Best Opera: This is a tie between Glyndebourne's new Die Meistersinger von Nurnberg and the Mariinsky's Die Frau ohne Schatten which came to Edinburgh in August. Gerald Finley and Vladimir Jurowski were the stars of the former, the latter was a genuine company triumph.
Worst Opera: The Coliseum had a generally diabolical year in the first half of 2011, but the worst of the lot was unquestionably Christopher Alden's silent play with music by Benjamin Britten and words by William Shakespeare (in other words the god-awful A Midsummer Night's Dream). Another blogger recently described it as “anathema to loyalists to an Aldeburgh that never was” (boulezian). Never having known Aldeburgh in Britten's time I can only say that it committed the worst crime in my operatic book by being a production totally contrary to the spirit and meaning of the text (and most of the time the music). Running it a close second was the company's almost as awful Lucrezia Borgia the Film.

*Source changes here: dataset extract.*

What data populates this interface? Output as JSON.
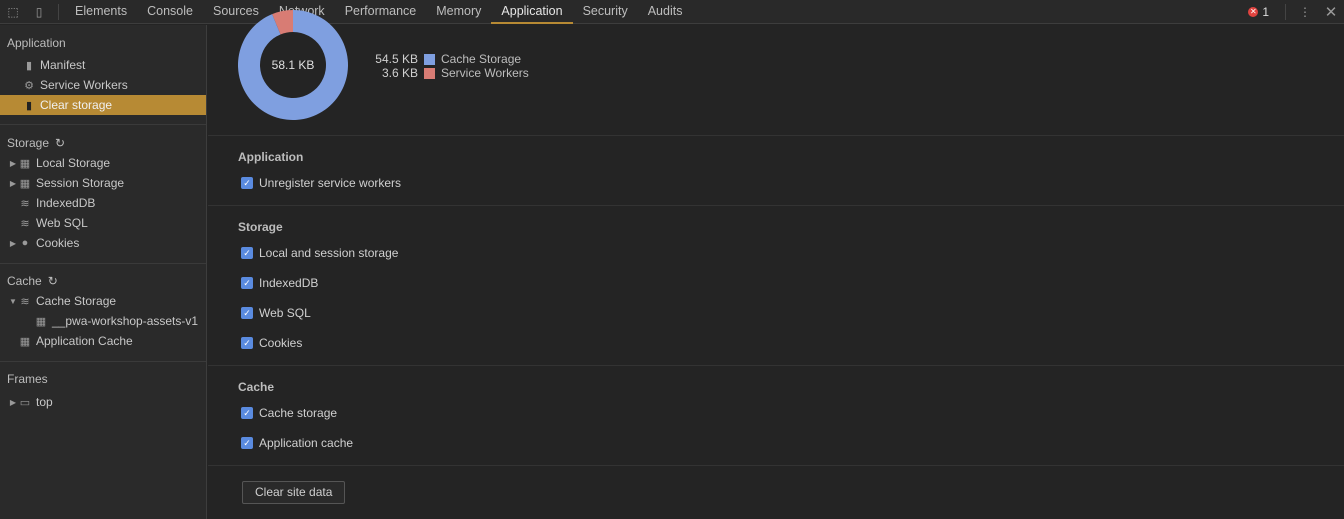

Best Play: 2011 will go down as the year I discovered Arnold Wesker. I was also spellbound by O'Neill's Anna Christie at the Donmar. However, in the end I'm going to give the palm to D.C. Moore's one-act The Swan performed in The Paintframe at the National. A beautifully simple, character driven, superbly acted piece. Life-affirmingly human.
Worst Plays: Nothing this year was in danger of contesting the legendary EIF Three Sisters for the award for worst play a Pollard has ever endured, but there was quite a lot that was dull of which the two I would happily go back in time and retrieve the price of my ticket for and the hours wasted would be the over-hyped Kevin Spacey Richard III (no comparison to the recent RSC History Cycle performance) and the tedious adaptation of The Wind-Up Bird Chronicle in Edinburgh.
Best Concert: Simply no contest here. Louis Lortie's performance of Liszt's complete Annees de Pelerinage at the Snape Maltings. Extraordinary and unforgettable.
Best Musical: No award. The Sheffield production of Company came closest. London Road was also notable, but not quite sufficiently.
Worst Musical: The Southwark Playhouse revival of Company.
What am I looking forward to in 2012: Berlioz's Les Troyens at the Royal Opera; Jonathan Pryce as King Lear at the Almeida.